PROBLEM DESCRIPTION
Each record that follows is to be output in full, precisely as written.

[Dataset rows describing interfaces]
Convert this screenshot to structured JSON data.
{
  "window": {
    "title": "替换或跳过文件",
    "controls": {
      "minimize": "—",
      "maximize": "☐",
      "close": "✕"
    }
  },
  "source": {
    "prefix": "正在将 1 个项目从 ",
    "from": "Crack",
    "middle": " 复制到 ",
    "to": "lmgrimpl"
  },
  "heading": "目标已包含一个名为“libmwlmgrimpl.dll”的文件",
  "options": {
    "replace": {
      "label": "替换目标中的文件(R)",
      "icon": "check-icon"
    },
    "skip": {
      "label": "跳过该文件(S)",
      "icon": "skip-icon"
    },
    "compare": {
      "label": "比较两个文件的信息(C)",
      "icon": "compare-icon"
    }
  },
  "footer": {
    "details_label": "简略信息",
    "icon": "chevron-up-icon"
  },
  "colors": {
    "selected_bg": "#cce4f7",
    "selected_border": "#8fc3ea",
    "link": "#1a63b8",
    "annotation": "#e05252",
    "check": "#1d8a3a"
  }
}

RESPONSE BOX
Convert this screenshot to structured JSON data.
{
  "window": {
    "title": "替换或跳过文件",
    "controls": {
      "minimize": "—",
      "maximize": "☐",
      "close": "✕"
    }
  },
  "source": {
    "prefix": "正在将 1 个项目从 ",
    "from": "Crack",
    "middle": " 复制到 ",
    "to": "lmgrimpl"
  },
  "heading": "目标已包含一个名为“libmwlmgrimpl.dll”的文件",
  "options": {
    "replace": {
      "label": "替换目标中的文件(R)",
      "icon": "check-icon"
    },
    "skip": {
      "label": "跳过该文件(S)",
      "icon": "skip-icon"
    },
    "compare": {
      "label": "比较两个文件的信息(C)",
      "icon": "compare-icon"
    }
  },
  "footer": {
    "details_label": "简略信息",
    "icon": "chevron-up-icon"
  },
  "colors": {
    "selected_bg": "#cce4f7",
    "selected_border": "#8fc3ea",
    "link": "#1a63b8",
    "annotation": "#e05252",
    "check": "#1d8a3a"
  }
}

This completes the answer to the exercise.